Featuring representatives from about 20 departments, including the Student Health Center, the Office of Equality and Diversity and even the Hagerty Library, the aim is to unify pre-existing resources for improved productivity, according to Assistant Athletic Director of Recreation Bryan Ford.
“All of the different entities around Drexel are doing things for students to be well. We just need to make sure we’re all on the same page with what that looks like and have a more efficient effort and a more collaborative effort so that we’re all doing it in a similar fashion,” Ford, one of the executive members of the newly-formed committee, said.
The immediate goal of the committee, which has already met twice, is to compile all resources around campus — like events, programs and even physical spaces — to have a “one-stop-shop” for wellness on campus. He said that since current resources are scattered across campus, it can be difficult for students — and even faculty — to find and take advantage of them.
“There’s all these different pieces around campus so the trend has been to bring these under one roof,” he said. “To bring everyone together is crucial.”
After merging efforts and building out more partnerships, he said that the next step will be about better integrating wellness into the daily lives of students. With better coordination, he explained, they can eventually bring more options to students to engage in self-care, though he added that they are still identifying precise goals.
However, the committee, which will continue to meet monthly with additional bi-weekly meetings for the executive board members, would like to see a dedicated space on campus for wellness endeavors, as well as a standing program that students can consistently rely on. While current programming exists for on-demand workshops for student organizations, dubbed “Wellness on Wheels,” students who lack a particular affiliation on campus may be left out of this equation, according to Fitness and Wellness Coordinator Laura Sherbondy.
But she said that by giving wellness on campus a true identity, it can become more ingrained into the entire Drexel experience
“It’s all about integrating it into the fabric of our existence,” she explained.
Similarly, Ford said that there needs to be a greater focus on the entire student lifecycle, rather than just token moments in a student’s life.
“We want to make sure that as soon as they step foot on campus that the university cares about their overall wellness,” he said. “From the first 100 days to the senior year experience, we want to make sure that there are initiatives within those existing things — and it wouldn’t just stop at those bookends either.”
The committee, which began at a time when many other universities are creating similar entities, puts wellness in the spotlight and with this, Sherbondy said that students can be more proactive about their wellness rather than waiting until they reach their breaking point.

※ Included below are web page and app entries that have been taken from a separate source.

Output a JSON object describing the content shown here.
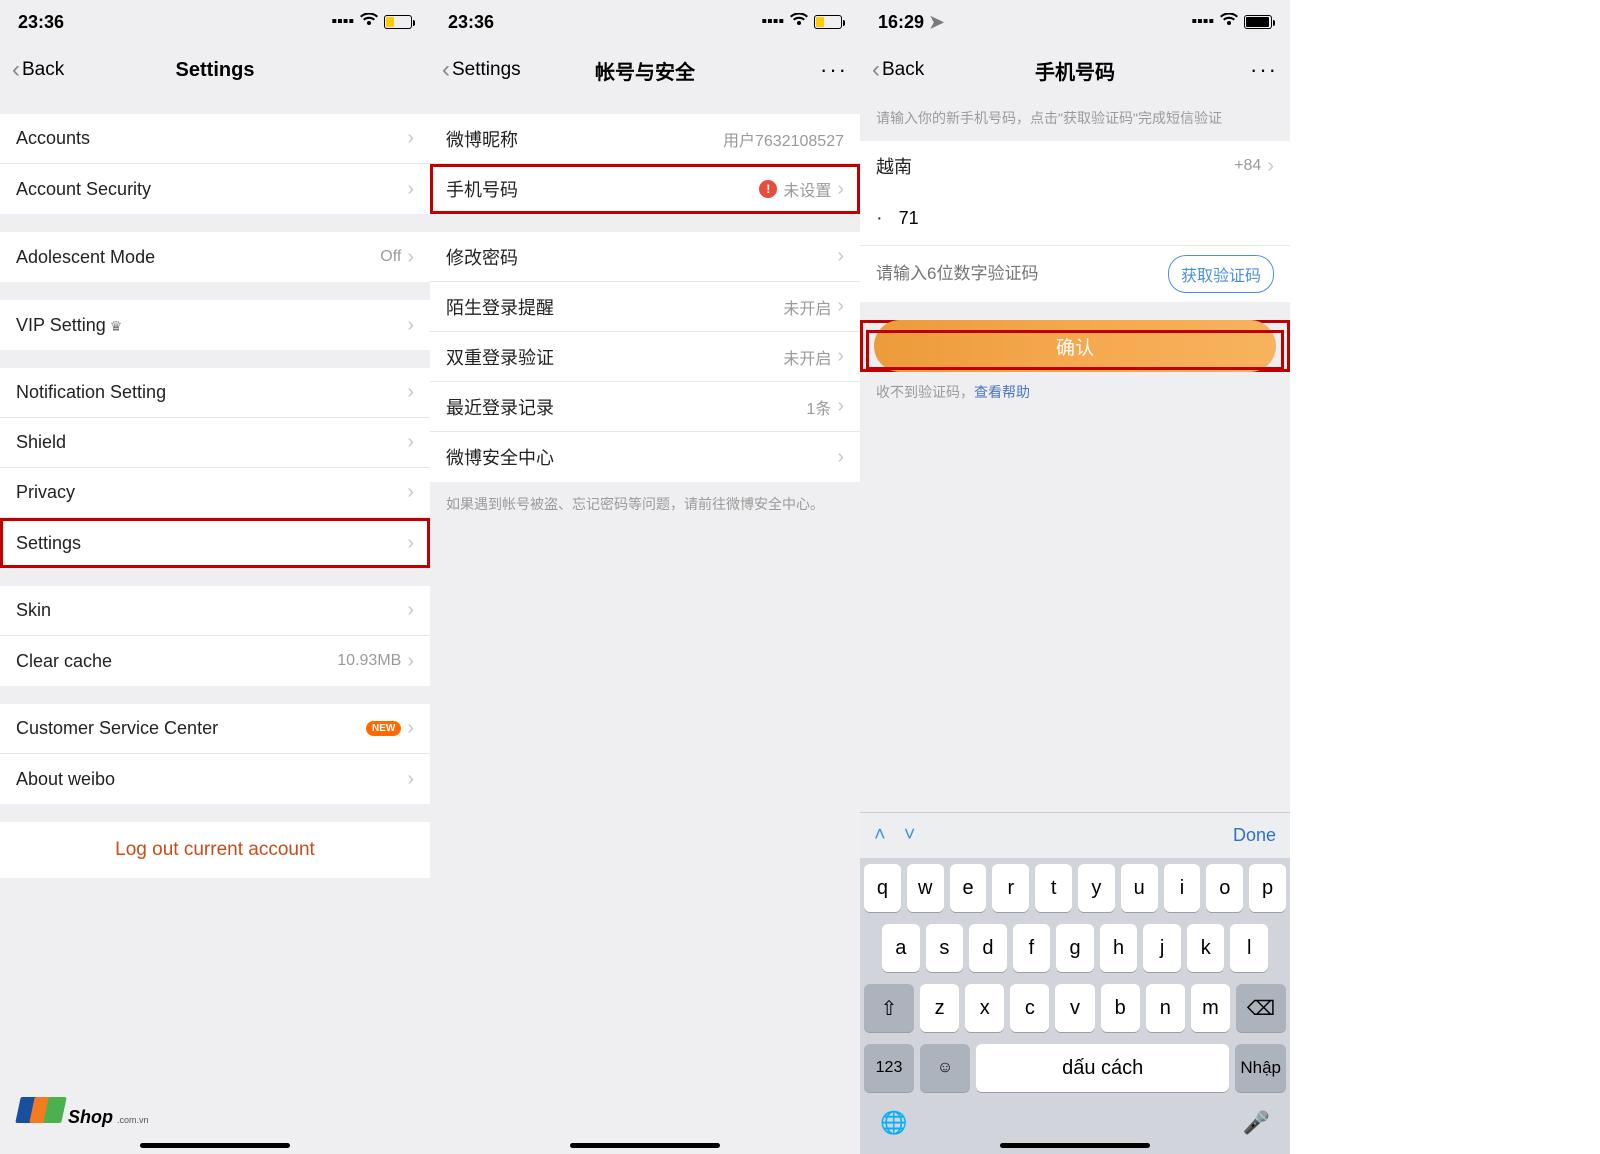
{
  "screen1": {
    "time": "23:36",
    "nav_back": "Back",
    "nav_title": "Settings",
    "rows": {
      "accounts": "Accounts",
      "account_security": "Account Security",
      "adolescent": "Adolescent Mode",
      "adolescent_val": "Off",
      "vip": "VIP Setting",
      "notification": "Notification Setting",
      "shield": "Shield",
      "privacy": "Privacy",
      "settings": "Settings",
      "skin": "Skin",
      "clear_cache": "Clear cache",
      "clear_cache_val": "10.93MB",
      "customer": "Customer Service Center",
      "about": "About weibo",
      "new_badge": "NEW"
    },
    "logout": "Log out current account",
    "logo_text": "Shop",
    "logo_sub": ".com.vn"
  },
  "screen2": {
    "time": "23:36",
    "nav_back": "Settings",
    "nav_title": "帐号与安全",
    "rows": {
      "weibo_nick": "微博昵称",
      "weibo_nick_val": "用户7632108527",
      "phone": "手机号码",
      "phone_val": "未设置",
      "change_pwd": "修改密码",
      "login_alert": "陌生登录提醒",
      "login_alert_val": "未开启",
      "two_factor": "双重登录验证",
      "two_factor_val": "未开启",
      "recent_login": "最近登录记录",
      "recent_login_val": "1条",
      "security_center": "微博安全中心"
    },
    "footer_hint": "如果遇到帐号被盗、忘记密码等问题，请前往微博安全中心。"
  },
  "screen3": {
    "time": "16:29",
    "nav_back": "Back",
    "nav_title": "手机号码",
    "hint": "请输入你的新手机号码，点击\"获取验证码\"完成短信验证",
    "country": "越南",
    "country_code": "+84",
    "phone_value": "71",
    "code_placeholder": "请输入6位数字验证码",
    "code_btn": "获取验证码",
    "confirm": "确认",
    "help_prefix": "收不到验证码，",
    "help_link": "查看帮助",
    "kbd": {
      "done": "Done",
      "row1": [
        "q",
        "w",
        "e",
        "r",
        "t",
        "y",
        "u",
        "i",
        "o",
        "p"
      ],
      "row2": [
        "a",
        "s",
        "d",
        "f",
        "g",
        "h",
        "j",
        "k",
        "l"
      ],
      "row3": [
        "z",
        "x",
        "c",
        "v",
        "b",
        "n",
        "m"
      ],
      "k123": "123",
      "space": "dấu cách",
      "enter": "Nhập"
    }
  }
}
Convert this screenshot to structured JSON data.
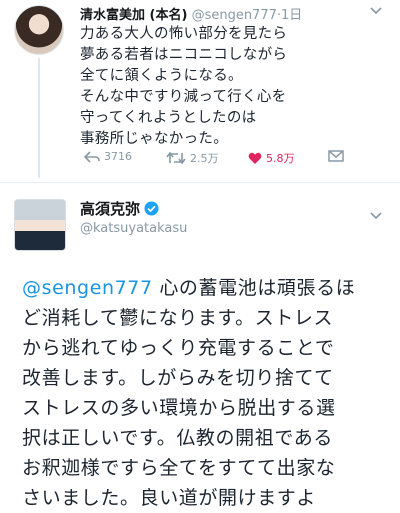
{
  "tweet1": {
    "name": "清水富美加 (本名)",
    "handle": "@sengen777",
    "separator": "·",
    "time": "1日",
    "lines": [
      "力ある大人の怖い部分を見たら",
      "夢ある若者はニコニコしながら",
      "全てに頷くようになる。",
      "そんな中ですり減って行く心を",
      "守ってくれようとしたのは",
      "事務所じゃなかった。"
    ],
    "reply_count": "3716",
    "retweet_count": "2.5万",
    "like_count": "5.8万",
    "icons": [
      "reply-icon",
      "retweet-icon",
      "heart-icon",
      "message-icon",
      "chevron-down-icon"
    ]
  },
  "tweet2": {
    "name": "高須克弥",
    "handle": "@katsuyatakasu",
    "mention": "@sengen777",
    "first_line_rest": " 心の蓄電池は頑張るほ",
    "lines": [
      "ど消耗して鬱になります。ストレス",
      "から逃れてゆっくり充電することで",
      "改善します。しがらみを切り捨てて",
      "ストレスの多い環境から脱出する選",
      "択は正しいです。仏教の開祖である",
      "お釈迦様ですら全てをすてて出家な",
      "さいました。良い道が開けますよ"
    ],
    "icons": [
      "verified-badge-icon",
      "chevron-down-icon"
    ]
  },
  "colors": {
    "like": "#e0245e",
    "link": "#1b95e0",
    "muted": "#8899a6",
    "verified": "#1da1f2"
  }
}
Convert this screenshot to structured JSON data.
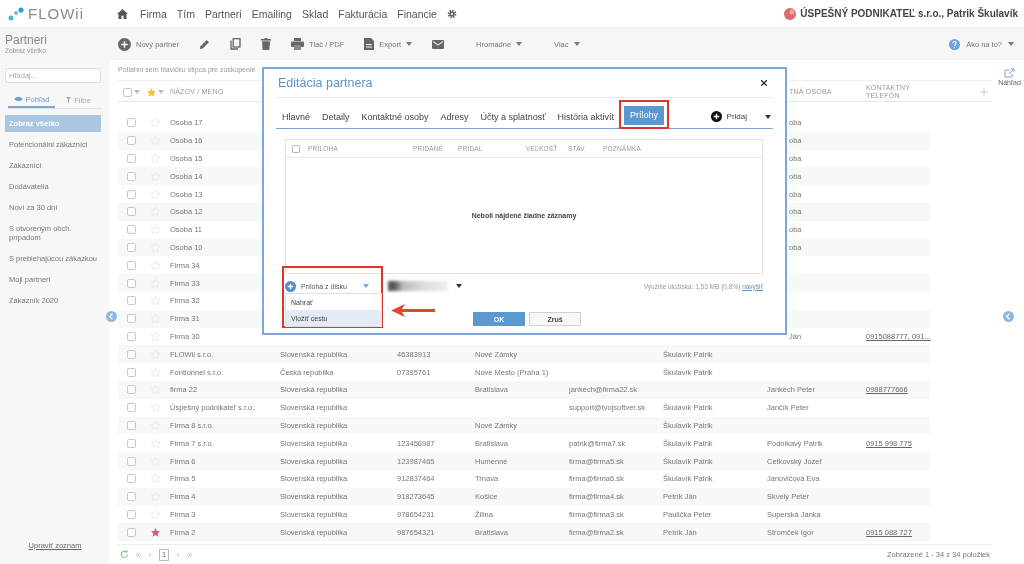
{
  "topbar": {
    "logo": "FLOWii",
    "nav": [
      "Firma",
      "Tím",
      "Partneri",
      "Emailing",
      "Sklad",
      "Fakturácia",
      "Financie"
    ],
    "account": "ÚSPEŠNÝ PODNIKATEĽ s.r.o., Patrik Škulavík"
  },
  "toolbar": {
    "title": "Partneri",
    "subtitle": "Zobraz všetko",
    "items": [
      {
        "kind": "new",
        "label": "Nový partner"
      },
      {
        "kind": "edit"
      },
      {
        "kind": "copy"
      },
      {
        "kind": "delete"
      },
      {
        "kind": "print",
        "label": "Tlač / PDF"
      },
      {
        "kind": "export",
        "label": "Export",
        "dropdown": true
      },
      {
        "kind": "mail"
      },
      {
        "kind": "menu",
        "label": "Hromadne",
        "dropdown": true
      },
      {
        "kind": "menu",
        "label": "Viac",
        "dropdown": true
      }
    ],
    "help": {
      "label": "Ako na to?",
      "dropdown": true
    }
  },
  "sidebar": {
    "search": {
      "placeholder": "Hľadaj..."
    },
    "tabs": [
      {
        "label": "Pohľad",
        "kind": "view",
        "selected": true
      },
      {
        "label": "Filtre",
        "kind": "filter",
        "selected": false
      }
    ],
    "items": [
      {
        "label": "Zobraz všetko",
        "selected": true
      },
      {
        "label": "Potencionálni zákazníci",
        "selected": false
      },
      {
        "label": "Zákazníci",
        "selected": false
      },
      {
        "label": "Dodávatelia",
        "selected": false
      },
      {
        "label": "Noví za 30 dní",
        "selected": false
      },
      {
        "label": "S otvoreným obch. prípadom",
        "selected": false
      },
      {
        "label": "S prebiehajúcou zákazkou",
        "selected": false
      },
      {
        "label": "Moji partneri",
        "selected": false
      },
      {
        "label": "Zákazník 2020",
        "selected": false
      }
    ],
    "footer_link": "Upraviť zoznam"
  },
  "table": {
    "group_hint": "Potiahni sem hlavičku stĺpca pre zoskupenie",
    "header_checked": false,
    "columns": [
      {
        "label": "NÁZOV / MENO"
      },
      {},
      {},
      {},
      {},
      {},
      {
        "label": "TNÁ OSOBA",
        "cut": true
      },
      {
        "label": "KONTAKTNÝ TELEFÓN"
      }
    ],
    "rows": [
      {
        "checked": false,
        "starred": false,
        "cells": {
          "name": "Osoba 17",
          "contact": {
            "text": "oba",
            "cut": true
          }
        }
      },
      {
        "checked": false,
        "starred": false,
        "cells": {
          "name": "Osoba 16",
          "contact": {
            "text": "oba",
            "cut": true
          }
        }
      },
      {
        "checked": false,
        "starred": false,
        "cells": {
          "name": "Osoba 15",
          "contact": {
            "text": "oba",
            "cut": true
          }
        }
      },
      {
        "checked": false,
        "starred": false,
        "cells": {
          "name": "Osoba 14",
          "contact": {
            "text": "oba",
            "cut": true
          }
        }
      },
      {
        "checked": false,
        "starred": false,
        "cells": {
          "name": "Osoba 13",
          "contact": {
            "text": "oba",
            "cut": true
          }
        }
      },
      {
        "checked": false,
        "starred": false,
        "cells": {
          "name": "Osoba 12",
          "contact": {
            "text": "oba",
            "cut": true
          }
        }
      },
      {
        "checked": false,
        "starred": false,
        "cells": {
          "name": "Osoba 11",
          "contact": {
            "text": "oba",
            "cut": true
          }
        }
      },
      {
        "checked": false,
        "starred": false,
        "cells": {
          "name": "Osoba 10",
          "contact": {
            "text": "oba",
            "cut": true
          }
        }
      },
      {
        "checked": false,
        "starred": false,
        "cells": {
          "name": "Firma 34"
        }
      },
      {
        "checked": false,
        "starred": false,
        "cells": {
          "name": "Firma 33"
        }
      },
      {
        "checked": false,
        "starred": false,
        "cells": {
          "name": "Firma 32"
        }
      },
      {
        "checked": false,
        "starred": false,
        "cells": {
          "name": "Firma 31"
        }
      },
      {
        "checked": false,
        "starred": false,
        "cells": {
          "name": "Firma 30",
          "contact": {
            "text": "Ján",
            "cut": true
          },
          "phone": "0915088777, 091..."
        }
      },
      {
        "checked": false,
        "starred": false,
        "cells": {
          "name": "FLOWii s.r.o.",
          "country": "Slovenská republika",
          "ico": "46383913",
          "city": "Nové Zámky",
          "owner": "Škulavík Patrik"
        }
      },
      {
        "checked": false,
        "starred": false,
        "cells": {
          "name": "Fontionnel s.r.o.",
          "country": "Česká republika",
          "ico": "07395761",
          "city": "Nové Mesto (Praha 1)",
          "owner": "Škulavík Patrik"
        }
      },
      {
        "checked": false,
        "starred": false,
        "cells": {
          "name": "firma 22",
          "country": "Slovenská republika",
          "city": "Bratislava",
          "email": "jankech@firma22.sk",
          "contact": "Jankech Peter",
          "phone": "0988777666"
        }
      },
      {
        "checked": false,
        "starred": false,
        "cells": {
          "name": "Úspešný podnikateľ s.r.o.",
          "country": "Slovenská republika",
          "email": "support@tvojsoftver.sk",
          "owner": "Škulavík Patrik",
          "contact": "Jančík Peter"
        }
      },
      {
        "checked": false,
        "starred": false,
        "cells": {
          "name": "Firma 8 s.r.o.",
          "country": "Slovenská republika",
          "city": "Nové Zámky",
          "owner": "Škulavík Patrik"
        }
      },
      {
        "checked": false,
        "starred": false,
        "cells": {
          "name": "Firma 7 s.r.o.",
          "country": "Slovenská republika",
          "ico": "123456987",
          "city": "Bratislava",
          "email": "patrik@firma7.sk",
          "owner": "Škulavík Patrik",
          "contact": "Podnikavý Patrik",
          "phone": "0915 998 775"
        }
      },
      {
        "checked": false,
        "starred": false,
        "cells": {
          "name": "Firma 6",
          "country": "Slovenská republika",
          "ico": "123987465",
          "city": "Humenné",
          "email": "firma@firma5.sk",
          "owner": "Škulavík Patrik",
          "contact": "Cetkovský Jozef"
        }
      },
      {
        "checked": false,
        "starred": false,
        "cells": {
          "name": "Firma 5",
          "country": "Slovenská republika",
          "ico": "912837464",
          "city": "Trnava",
          "email": "firma@firma6.sk",
          "owner": "Škulavík Patrik",
          "contact": "Janovičová Eva"
        }
      },
      {
        "checked": false,
        "starred": false,
        "cells": {
          "name": "Firma 4",
          "country": "Slovenská republika",
          "ico": "918273645",
          "city": "Košice",
          "email": "firma@firma4.sk",
          "owner": "Petrík Ján",
          "contact": "Skvelý Peter"
        }
      },
      {
        "checked": false,
        "starred": false,
        "cells": {
          "name": "Firma 3",
          "country": "Slovenská republika",
          "ico": "978654231",
          "city": "Žilina",
          "email": "firma@firma3.sk",
          "owner": "Paulička Peter",
          "contact": "Superská Janka"
        }
      },
      {
        "checked": false,
        "starred": true,
        "cells": {
          "name": "Firma 2",
          "country": "Slovenská republika",
          "ico": "987654321",
          "city": "Bratislava",
          "email": "firma@firma2.sk",
          "owner": "Petrík Ján",
          "contact": "Stromček Igor",
          "phone": "0915 088 727"
        }
      }
    ],
    "pager": {
      "pages": [
        {
          "label": "1",
          "selected": true
        }
      ],
      "summary": "Zobrazené 1 - 34 z 34 položiek"
    }
  },
  "preview": {
    "label": "Náhľad"
  },
  "dialog": {
    "title": "Editácia partnera",
    "tabs": [
      {
        "label": "Hlavné",
        "selected": false,
        "highlighted": false
      },
      {
        "label": "Detaily",
        "selected": false,
        "highlighted": false
      },
      {
        "label": "Kontaktné osoby",
        "selected": false,
        "highlighted": false
      },
      {
        "label": "Adresy",
        "selected": false,
        "highlighted": false
      },
      {
        "label": "Účty a splatnosť",
        "selected": false,
        "highlighted": false
      },
      {
        "label": "História aktivít",
        "selected": false,
        "highlighted": false
      },
      {
        "label": "Prílohy",
        "selected": true,
        "highlighted": true
      }
    ],
    "add": {
      "label": "Pridaj",
      "dropdown": true
    },
    "grid": {
      "checked": false,
      "columns": [
        "PRÍLOHA",
        "PRIDANÉ",
        "PRIDAL",
        "VEĽKOSŤ",
        "STAV",
        "POZNÁMKA"
      ],
      "empty": "Neboli nájdené žiadne záznamy"
    },
    "upload": {
      "label": "Príloha z disku",
      "highlighted": true,
      "menu": [
        {
          "label": "Nahrať",
          "selected": false
        },
        {
          "label": "Vložiť cestu",
          "selected": true
        }
      ]
    },
    "storage": {
      "text": "Využitie úložiska: 1,53 MB (0,8%)",
      "link": "navýšiť"
    },
    "buttons": [
      {
        "label": "OK",
        "kind": "primary"
      },
      {
        "label": "Zruš",
        "kind": "secondary"
      }
    ]
  }
}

She said that this is especially important considering that many students enter Drexel with pre-existing depression and anxiety disorders.
By making this a university-wide effort, wellness becomes more holistic. Sherbondy said it’s really meant to be a group effort since wellness encapsulates so many different university sectors, spanning a wide range of values like academia, financial and physical health.
“Nobody owns wellness,” she said. “It lives with everyone and everyone has a piece to play in nurturing what that is and the experience for the students.”
They hope that a greater fixation on wellness can ultimately bolster retention on campus while simultaneously decreasing student conduct cases since students can have more preferable outlets to cope with common stressors.
Overall, Sherbondy said this is an exciting development for the university and in the nationwide fight against destigmatizing mental health.
“Getting everyone together at one table excites me because it’s a tiny little step in the right direction of where we want to be,” Sherbondy said. “We just want the students to know that we care about them as human beings and people as well as the engineers or whatever label is cast on them.”